NIOSH Describes Suspected Opioid Exposures by First Responders

Published May 16, 2018
Two new interim health hazard evaluation reports available on the NIOSH website describe recent incidents where emergency responders developed health effects after treating victims of opioid overdoses. In both cases, the agency was unable to definitively determine whether the first responders were exposed to opioids.

In the first incident (PDF), which occurred in January 2018, a responder who administered emergency care to an overdose victim in a hotel room later experienced symptoms that might be consistent with mild opioid toxicity. The responder ventilated and intubated the victim, and was positioned close to the victim’s head and torso during the response and transportation to the hospital. The responder was wearing gloves consistent with NIOSH guidance but removed them at the hospital prior to being handed the chest compression device that had been connected to the victim. A short time later the responder turned pale and sweaty, and experienced lightheadedness, palpitations, numbness, and tingling in the cheek and tongue. Hospital personnel administered three doses of naloxone, a drug that reverses opioid overdoses, to the responder over a 90-minute period.

NIOSH could not confirm the cause of the responder’s symptoms. Analysis of a urine sample did not detect the presence of opiates or six other drugs, but this does not rule out the possibility of opioid exposure because urine tests do not detect all opioids equally well and the timing of urine collection relative to exposure can affect the results, according to NIOSH. The agency’s report theorizes that the responder could have been exposed to small amounts opioids at the hotel room or when handling the chest compression device, or to adulterants or contaminants, which are often present in illicit drugs. Inadvertent hand-to-face contact could have resulted in transfer of the drugs to the responder’s mucosal membrane.

The second incident (PDF) was a March 2018 response to an opioid overdose at a residence after which eight emergency responders reported a range of symptoms that might be consistent with mild opioid toxicity. The responders’ symptoms included palpitations, nausea, mental confusion, weakness, headache, lightheadedness, and numbness. Most of the responders reported that their symptoms began at the residence or during transportation of the victim to the hospital.
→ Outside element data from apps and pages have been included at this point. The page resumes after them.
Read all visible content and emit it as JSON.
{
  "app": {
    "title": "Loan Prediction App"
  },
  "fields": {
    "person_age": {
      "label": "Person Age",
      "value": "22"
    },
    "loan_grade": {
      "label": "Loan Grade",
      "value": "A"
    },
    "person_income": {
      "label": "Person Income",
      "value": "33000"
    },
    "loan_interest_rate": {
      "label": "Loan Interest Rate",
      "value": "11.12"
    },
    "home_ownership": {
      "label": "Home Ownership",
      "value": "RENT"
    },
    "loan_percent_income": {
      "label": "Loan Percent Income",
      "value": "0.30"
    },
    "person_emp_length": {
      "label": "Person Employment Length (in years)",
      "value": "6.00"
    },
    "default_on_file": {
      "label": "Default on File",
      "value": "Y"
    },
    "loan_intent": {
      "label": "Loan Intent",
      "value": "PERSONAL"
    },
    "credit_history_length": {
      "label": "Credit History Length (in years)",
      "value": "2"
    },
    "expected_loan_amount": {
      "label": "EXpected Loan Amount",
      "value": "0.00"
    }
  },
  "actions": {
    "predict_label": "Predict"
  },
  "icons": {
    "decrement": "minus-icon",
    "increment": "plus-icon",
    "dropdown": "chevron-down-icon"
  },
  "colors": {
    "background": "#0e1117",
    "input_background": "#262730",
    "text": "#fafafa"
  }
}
NIOSH could not rule out several possible exposure scenarios for the responders, including inadvertent hand-to-face contact that might have transferred small amounts of opioid powder from the residence to the responders’ mucosal membranes.

For more information about these incidents, access the interim reports from the NIOSH Fentanyl web page.
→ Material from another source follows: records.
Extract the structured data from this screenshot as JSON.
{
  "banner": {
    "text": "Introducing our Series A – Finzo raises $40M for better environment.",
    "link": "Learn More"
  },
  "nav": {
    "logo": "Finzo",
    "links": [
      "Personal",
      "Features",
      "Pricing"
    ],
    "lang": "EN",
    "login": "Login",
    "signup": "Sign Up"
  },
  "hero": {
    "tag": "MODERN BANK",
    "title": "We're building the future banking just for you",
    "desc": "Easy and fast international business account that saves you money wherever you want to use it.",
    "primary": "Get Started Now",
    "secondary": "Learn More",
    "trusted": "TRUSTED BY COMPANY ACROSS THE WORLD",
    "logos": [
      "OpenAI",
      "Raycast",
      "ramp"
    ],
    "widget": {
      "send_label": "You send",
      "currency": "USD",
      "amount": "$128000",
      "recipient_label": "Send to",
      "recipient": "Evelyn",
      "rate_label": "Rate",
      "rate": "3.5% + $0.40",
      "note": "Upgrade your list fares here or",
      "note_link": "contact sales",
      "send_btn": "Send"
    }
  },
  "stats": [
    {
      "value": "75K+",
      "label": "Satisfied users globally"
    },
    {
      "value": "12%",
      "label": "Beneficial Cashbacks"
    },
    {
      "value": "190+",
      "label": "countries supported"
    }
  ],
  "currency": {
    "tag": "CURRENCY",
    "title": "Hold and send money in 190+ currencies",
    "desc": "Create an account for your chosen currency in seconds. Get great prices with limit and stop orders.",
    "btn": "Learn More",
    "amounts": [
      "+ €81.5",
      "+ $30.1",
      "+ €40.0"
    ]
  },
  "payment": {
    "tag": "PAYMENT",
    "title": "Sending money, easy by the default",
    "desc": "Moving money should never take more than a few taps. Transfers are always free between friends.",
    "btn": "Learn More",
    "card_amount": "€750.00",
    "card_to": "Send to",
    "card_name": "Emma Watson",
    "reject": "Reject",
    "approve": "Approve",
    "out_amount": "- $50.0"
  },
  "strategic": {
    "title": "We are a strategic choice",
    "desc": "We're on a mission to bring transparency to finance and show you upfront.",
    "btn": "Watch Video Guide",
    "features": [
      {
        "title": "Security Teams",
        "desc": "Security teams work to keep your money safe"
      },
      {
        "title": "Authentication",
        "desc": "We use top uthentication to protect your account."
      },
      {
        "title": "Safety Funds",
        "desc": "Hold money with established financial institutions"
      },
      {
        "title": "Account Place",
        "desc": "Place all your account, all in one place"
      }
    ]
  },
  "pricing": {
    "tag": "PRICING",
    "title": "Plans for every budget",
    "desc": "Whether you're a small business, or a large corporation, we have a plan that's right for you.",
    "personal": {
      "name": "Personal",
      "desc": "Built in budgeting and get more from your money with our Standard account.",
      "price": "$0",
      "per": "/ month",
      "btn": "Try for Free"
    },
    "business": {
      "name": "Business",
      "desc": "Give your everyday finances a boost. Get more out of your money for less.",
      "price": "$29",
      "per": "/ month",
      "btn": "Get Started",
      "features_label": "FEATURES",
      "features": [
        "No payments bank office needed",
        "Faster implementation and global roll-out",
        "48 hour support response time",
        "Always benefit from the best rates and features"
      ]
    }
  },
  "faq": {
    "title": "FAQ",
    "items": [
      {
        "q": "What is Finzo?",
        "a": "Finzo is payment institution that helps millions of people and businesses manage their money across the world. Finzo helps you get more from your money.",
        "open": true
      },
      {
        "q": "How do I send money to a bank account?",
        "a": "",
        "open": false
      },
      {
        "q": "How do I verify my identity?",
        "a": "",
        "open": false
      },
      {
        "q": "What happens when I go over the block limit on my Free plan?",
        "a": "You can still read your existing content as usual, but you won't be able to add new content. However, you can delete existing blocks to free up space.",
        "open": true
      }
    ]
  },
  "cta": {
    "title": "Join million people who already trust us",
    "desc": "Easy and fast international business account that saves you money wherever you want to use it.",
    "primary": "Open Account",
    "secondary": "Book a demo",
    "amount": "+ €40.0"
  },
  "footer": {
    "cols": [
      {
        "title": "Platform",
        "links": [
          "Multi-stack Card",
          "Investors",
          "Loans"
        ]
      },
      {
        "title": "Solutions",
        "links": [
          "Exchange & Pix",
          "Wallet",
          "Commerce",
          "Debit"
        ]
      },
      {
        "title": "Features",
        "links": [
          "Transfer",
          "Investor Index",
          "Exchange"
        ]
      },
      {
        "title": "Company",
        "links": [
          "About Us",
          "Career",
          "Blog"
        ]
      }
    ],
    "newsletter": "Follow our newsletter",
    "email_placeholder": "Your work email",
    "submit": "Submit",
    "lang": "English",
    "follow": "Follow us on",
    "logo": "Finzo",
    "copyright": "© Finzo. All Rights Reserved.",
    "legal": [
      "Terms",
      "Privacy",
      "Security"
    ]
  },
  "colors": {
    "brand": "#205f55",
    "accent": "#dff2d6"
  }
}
Related: The Synergist has published several recent articles on fentanyl and opioids exposure, including “The Opioid Abuse Epidemic: How Can Our Profession Help?,” “Occupational Exposures to Fentanyl,” and “Protection in an Uncontrolled Environment: Emergency Responders and Opioids Exposures.” Additional perspectives from Synergist readers can be found in the letters to the editor published in the March 2018 issue.

At AIHce EXP 2018 in Philadelphia, the general session on Tuesday, May 22, will be a panel discussion on mitigating opioid exposure risks to first responders.